Writing is, for me, an itch that must be scratched. While on my way into the office or walking in beautiful places, the germ of a poem often develops in my brain. I feel restless until I’m able to get it down on virtual paper (all my writing takes place on my laptops).

Writing is both pleasure and pain. The frustration of sitting at a computer for hours, only to throw away what I have been working on, is balanced by the pleasure of producing a poem which is (in my opinion) worthy of seeing the light of day via this blog and, perhaps also (ultimately) to find itself within the leaves of a book.

So when people ask “are you still writing?” I shall continue to answer with an emphatic “yes”.

“Ghosts of Chechnya” By Jenny Ensor

My acquaintance, Jenny Ensor, is looking for funding to turn her novel, “Ghosts Of Chechnya” in to an ebook. The synopsis on Jenny’s Unbound page reads as follows:

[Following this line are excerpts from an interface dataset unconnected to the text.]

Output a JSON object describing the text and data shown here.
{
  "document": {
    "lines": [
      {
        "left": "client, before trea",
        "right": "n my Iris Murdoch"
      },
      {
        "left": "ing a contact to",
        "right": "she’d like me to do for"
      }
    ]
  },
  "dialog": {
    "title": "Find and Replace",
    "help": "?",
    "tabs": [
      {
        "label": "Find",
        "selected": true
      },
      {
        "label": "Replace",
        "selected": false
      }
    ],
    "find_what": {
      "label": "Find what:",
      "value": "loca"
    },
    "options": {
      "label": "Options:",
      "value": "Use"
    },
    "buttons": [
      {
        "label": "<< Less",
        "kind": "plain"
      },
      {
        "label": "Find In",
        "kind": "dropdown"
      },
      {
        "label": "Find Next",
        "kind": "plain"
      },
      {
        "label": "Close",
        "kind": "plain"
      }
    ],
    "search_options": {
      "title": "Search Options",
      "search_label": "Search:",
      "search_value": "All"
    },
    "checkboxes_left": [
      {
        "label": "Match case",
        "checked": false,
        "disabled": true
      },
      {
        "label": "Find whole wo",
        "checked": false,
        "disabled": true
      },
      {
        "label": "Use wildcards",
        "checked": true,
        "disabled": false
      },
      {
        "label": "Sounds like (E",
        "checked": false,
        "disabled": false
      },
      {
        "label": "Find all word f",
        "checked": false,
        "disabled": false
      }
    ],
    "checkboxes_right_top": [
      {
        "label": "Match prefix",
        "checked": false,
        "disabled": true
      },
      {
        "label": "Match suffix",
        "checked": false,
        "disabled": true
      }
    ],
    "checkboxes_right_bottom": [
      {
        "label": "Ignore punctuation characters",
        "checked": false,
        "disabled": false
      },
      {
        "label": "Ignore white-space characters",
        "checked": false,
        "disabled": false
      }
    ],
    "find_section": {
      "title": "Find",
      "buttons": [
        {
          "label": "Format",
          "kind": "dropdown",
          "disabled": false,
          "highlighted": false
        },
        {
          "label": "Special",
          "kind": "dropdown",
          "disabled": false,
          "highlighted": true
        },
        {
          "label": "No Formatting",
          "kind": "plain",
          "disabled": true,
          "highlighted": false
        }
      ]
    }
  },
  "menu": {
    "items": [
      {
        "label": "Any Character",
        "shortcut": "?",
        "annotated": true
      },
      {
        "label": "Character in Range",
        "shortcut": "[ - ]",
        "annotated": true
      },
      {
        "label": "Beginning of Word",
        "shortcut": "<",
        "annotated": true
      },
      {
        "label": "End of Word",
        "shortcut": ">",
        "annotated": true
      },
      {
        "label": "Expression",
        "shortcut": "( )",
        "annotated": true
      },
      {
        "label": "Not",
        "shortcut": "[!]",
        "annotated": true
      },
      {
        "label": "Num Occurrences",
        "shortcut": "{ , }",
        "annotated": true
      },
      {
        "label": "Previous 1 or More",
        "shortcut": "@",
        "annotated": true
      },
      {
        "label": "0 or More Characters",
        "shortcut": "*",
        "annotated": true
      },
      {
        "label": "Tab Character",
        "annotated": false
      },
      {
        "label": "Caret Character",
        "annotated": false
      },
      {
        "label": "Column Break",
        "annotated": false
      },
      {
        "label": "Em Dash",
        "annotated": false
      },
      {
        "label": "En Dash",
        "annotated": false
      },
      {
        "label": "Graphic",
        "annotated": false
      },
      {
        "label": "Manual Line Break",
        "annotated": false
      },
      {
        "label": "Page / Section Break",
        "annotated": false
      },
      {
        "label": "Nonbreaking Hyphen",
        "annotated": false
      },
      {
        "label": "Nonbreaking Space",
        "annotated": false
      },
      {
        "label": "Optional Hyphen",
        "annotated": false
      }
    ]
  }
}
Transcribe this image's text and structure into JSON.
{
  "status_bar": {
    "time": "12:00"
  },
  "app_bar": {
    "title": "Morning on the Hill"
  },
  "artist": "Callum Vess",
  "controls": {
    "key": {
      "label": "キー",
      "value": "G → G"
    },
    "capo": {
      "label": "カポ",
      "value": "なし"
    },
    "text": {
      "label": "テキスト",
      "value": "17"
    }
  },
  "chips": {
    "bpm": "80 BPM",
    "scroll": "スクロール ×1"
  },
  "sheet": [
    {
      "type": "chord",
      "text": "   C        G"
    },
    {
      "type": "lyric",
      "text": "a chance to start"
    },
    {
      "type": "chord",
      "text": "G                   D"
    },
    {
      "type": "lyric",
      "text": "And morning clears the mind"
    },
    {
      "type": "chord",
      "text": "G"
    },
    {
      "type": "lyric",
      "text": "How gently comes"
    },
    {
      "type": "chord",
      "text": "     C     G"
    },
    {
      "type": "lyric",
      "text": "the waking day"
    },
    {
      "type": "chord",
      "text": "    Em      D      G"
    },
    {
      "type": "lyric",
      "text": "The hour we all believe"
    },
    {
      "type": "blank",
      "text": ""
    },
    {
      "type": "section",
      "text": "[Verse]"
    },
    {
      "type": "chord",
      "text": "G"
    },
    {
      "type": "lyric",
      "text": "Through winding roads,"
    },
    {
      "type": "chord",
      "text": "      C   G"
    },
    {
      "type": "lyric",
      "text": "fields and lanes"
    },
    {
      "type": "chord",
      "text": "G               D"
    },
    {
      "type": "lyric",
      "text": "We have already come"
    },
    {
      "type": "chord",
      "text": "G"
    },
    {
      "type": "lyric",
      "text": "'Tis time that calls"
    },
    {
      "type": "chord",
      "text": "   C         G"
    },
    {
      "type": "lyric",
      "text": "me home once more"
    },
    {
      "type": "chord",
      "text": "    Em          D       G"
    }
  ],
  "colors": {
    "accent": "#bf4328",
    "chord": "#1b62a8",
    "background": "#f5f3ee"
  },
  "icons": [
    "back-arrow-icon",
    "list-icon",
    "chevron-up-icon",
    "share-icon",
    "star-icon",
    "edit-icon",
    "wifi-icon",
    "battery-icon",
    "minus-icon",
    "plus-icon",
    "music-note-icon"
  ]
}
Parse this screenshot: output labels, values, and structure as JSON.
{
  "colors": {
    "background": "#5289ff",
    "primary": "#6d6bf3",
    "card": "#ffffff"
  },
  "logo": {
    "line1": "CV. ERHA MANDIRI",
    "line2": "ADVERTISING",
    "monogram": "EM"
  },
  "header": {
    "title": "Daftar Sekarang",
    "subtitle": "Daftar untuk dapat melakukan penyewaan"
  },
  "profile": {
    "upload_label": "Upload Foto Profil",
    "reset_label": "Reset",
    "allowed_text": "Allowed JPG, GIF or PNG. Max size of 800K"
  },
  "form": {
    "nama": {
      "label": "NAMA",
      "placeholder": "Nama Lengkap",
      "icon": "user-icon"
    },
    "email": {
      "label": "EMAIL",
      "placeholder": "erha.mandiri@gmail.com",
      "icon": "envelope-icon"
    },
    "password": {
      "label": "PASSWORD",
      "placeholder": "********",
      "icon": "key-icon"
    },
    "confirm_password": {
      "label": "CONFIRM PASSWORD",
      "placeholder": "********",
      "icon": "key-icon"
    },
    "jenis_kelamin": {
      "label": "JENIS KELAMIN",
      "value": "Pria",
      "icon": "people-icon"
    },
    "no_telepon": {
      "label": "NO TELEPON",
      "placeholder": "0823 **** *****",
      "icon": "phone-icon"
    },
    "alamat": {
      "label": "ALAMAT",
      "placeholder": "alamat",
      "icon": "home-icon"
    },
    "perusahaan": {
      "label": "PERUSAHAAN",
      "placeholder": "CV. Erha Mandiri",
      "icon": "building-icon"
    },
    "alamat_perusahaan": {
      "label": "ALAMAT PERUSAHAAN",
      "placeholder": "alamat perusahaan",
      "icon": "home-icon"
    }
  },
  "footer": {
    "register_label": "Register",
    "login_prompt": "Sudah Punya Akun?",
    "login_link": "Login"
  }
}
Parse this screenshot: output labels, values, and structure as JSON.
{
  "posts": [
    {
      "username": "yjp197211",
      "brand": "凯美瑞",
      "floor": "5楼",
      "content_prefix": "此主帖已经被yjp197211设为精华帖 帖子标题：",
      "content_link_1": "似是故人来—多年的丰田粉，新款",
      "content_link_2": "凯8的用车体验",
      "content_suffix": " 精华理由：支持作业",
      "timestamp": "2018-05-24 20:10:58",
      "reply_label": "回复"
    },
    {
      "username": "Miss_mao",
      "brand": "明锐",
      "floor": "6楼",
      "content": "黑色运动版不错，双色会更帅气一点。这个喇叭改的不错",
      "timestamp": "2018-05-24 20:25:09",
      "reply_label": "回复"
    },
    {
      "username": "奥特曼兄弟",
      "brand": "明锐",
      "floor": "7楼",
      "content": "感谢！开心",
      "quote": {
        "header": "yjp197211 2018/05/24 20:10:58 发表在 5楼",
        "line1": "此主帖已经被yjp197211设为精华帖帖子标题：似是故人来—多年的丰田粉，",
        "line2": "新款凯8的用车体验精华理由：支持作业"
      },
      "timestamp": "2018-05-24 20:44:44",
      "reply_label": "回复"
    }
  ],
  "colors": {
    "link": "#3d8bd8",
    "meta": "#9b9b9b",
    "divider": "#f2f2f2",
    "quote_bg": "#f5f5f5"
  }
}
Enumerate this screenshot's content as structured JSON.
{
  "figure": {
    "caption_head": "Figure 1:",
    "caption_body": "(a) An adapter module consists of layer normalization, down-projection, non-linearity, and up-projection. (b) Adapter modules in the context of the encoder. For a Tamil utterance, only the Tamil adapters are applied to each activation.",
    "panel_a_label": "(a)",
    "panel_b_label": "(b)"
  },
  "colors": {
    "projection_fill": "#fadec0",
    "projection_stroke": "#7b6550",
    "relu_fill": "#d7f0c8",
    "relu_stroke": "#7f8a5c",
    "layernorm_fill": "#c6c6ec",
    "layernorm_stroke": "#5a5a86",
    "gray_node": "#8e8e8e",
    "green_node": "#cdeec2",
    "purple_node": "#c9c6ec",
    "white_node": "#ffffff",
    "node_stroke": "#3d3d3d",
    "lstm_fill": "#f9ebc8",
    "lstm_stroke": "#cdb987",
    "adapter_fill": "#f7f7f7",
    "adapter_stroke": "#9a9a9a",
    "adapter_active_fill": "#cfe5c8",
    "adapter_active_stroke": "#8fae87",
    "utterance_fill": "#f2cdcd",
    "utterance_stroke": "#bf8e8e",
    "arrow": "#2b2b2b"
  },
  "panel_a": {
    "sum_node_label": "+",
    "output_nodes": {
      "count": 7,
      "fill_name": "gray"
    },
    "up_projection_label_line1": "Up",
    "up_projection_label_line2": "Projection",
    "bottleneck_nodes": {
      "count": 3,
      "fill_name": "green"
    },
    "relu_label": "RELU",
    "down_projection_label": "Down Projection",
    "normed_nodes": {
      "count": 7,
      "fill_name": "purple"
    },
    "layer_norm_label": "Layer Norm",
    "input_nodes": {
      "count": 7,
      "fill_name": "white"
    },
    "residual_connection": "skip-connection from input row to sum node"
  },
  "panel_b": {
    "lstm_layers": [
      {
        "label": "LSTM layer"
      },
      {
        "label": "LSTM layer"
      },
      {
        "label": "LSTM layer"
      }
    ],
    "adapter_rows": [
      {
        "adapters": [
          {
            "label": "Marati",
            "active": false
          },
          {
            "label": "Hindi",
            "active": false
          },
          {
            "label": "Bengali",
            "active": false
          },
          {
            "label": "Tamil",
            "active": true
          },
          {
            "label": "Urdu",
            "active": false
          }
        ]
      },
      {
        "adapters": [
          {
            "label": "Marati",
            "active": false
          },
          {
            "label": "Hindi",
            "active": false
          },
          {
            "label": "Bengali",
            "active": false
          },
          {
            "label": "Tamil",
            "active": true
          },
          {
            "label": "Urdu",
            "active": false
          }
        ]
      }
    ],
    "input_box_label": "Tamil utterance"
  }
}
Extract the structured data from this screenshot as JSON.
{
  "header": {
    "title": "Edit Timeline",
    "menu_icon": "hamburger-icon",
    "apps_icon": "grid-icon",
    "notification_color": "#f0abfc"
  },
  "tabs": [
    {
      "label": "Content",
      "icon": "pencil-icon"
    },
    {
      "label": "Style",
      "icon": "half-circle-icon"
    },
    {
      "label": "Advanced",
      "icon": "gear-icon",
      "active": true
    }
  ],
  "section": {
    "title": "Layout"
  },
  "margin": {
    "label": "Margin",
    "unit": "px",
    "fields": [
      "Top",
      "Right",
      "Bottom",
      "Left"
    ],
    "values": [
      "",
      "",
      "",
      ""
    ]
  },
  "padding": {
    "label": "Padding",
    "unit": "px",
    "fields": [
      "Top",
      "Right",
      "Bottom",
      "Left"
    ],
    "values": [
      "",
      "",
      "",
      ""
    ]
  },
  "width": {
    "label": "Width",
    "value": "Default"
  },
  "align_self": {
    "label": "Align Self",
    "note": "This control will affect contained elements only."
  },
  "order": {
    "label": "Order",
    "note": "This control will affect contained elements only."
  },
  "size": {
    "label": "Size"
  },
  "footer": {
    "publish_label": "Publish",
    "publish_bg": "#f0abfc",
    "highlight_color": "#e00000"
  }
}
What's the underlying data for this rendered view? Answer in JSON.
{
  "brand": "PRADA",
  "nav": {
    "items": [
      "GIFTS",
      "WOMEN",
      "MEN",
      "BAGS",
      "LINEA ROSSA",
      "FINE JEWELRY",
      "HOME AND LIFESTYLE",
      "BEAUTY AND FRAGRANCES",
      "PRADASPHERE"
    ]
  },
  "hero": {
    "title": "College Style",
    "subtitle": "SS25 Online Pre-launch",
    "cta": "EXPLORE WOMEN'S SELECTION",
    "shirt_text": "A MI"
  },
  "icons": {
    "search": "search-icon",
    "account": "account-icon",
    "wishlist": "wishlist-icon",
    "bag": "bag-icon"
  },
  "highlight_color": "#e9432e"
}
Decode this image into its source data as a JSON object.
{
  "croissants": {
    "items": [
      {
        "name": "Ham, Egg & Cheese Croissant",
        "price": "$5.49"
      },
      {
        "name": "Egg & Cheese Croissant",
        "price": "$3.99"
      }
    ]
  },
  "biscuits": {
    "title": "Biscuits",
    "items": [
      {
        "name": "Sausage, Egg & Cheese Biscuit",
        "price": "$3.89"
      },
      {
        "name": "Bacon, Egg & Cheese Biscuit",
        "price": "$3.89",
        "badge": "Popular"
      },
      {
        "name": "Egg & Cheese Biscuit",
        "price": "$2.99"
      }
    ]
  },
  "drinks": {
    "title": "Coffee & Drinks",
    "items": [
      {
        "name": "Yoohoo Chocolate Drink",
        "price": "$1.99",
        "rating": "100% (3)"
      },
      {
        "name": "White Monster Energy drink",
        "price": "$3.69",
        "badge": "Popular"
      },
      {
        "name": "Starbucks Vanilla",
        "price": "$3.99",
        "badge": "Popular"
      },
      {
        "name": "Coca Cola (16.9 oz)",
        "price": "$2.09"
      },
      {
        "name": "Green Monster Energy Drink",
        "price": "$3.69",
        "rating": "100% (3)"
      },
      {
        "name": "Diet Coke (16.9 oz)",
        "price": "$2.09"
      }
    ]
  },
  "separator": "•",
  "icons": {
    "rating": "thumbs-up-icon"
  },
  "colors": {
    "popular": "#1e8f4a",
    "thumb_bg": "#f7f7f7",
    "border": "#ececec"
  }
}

“Ghosts of Chechnya explores love and friendship, and the impact of war and terrorism on our lives. Georgie, a young London woman who’s been deeply hurt
in the past, tells the story. It begins in London in early 2005, the year of the bus and Tube bombings.

Georgie meets Russian former conscript soldier Nikolai in a pub after she is uplifted by the impromptu music he plays. Nikolai, newly arrived from Russia,
dreams of becoming a composer but for now survives as a low-waged casual worker.

Julian, a close friend of Georgie’s, admits he loves her and warns her to keep away from the Russian. But despite the concerns of both her father and Julian,
Georgie can’t resist Nikolai. He tells her of his experiences while serving in the Russian army, and seems haunted by a Chechen woman who showed him a
simple act of kindness, blaming himself for her death.

Georgie guesses that Nikolai is hiding something from her. She wonders if he will ever heal from the psychological wounds that war has inflicted. His music
– and their increasing closeness – seem to be the only things that keep him going.

Then London is shaken by terrorism. In the emerging climate of fear, Georgie’s father condemns Nikolai; Georgie must ask herself who the Russian really
is. Also, how well does she really know Julian, who can’t seem to let her go? As a net of shadowy threats tightens, Georgie must find out who she can trust
and who she should fear, before it’s too late.

This gripping, debate-provoking novel asks at how well we can ever know anyone; it also deals with reconciliation, forgiveness and the folly and suffering
of war. I strongly believe in this project and hope very much that you will decide to offer your support”.
For Jenny’s Unbound page please visit https://unbound.co.uk/books/ghosts-of-chechnya.

The Old Familiar Faces By Charles Lamb

It is sometimes remarked by those who do not care for poetry that it is difficult to understand. However this certainly can not be said of the below poem, “The Old Familiar Faces” by the poet, Charles Lamb.

 

 

The Old Familiar Faces By Chaarles Lamb

 

 

I have had playmates, I have had companions,

In my days of childhood, in my joyful school-days,

All, all are gone, the old familiar faces.

I have been laughing, I have been carousing,

Drinking late, sitting late, with my bosom cronies,

All, all are gone, the old familiar faces.

I loved a love once, fairest among women;

Closed are her doors on me, I must not see her —

All, all are gone, the old familiar faces.

I have a friend, a kinder friend has no man;

Like an ingrate, I left my friend abruptly;

Left him, to muse on the old familiar faces.

Ghost-like, I paced round the haunts of my childhood.

Earth seemed a desert I was bound to traverse,

Seeking to find the old familiar faces.

Friend of my bosom, thou more than a brother,

Why wert not thou born in my father’s dwelling?

So might we talk of the old familiar faces —

How some they have died, and some they have left me,

And some are taken from me; all are departed;

All, all are gone, the old familiar faces.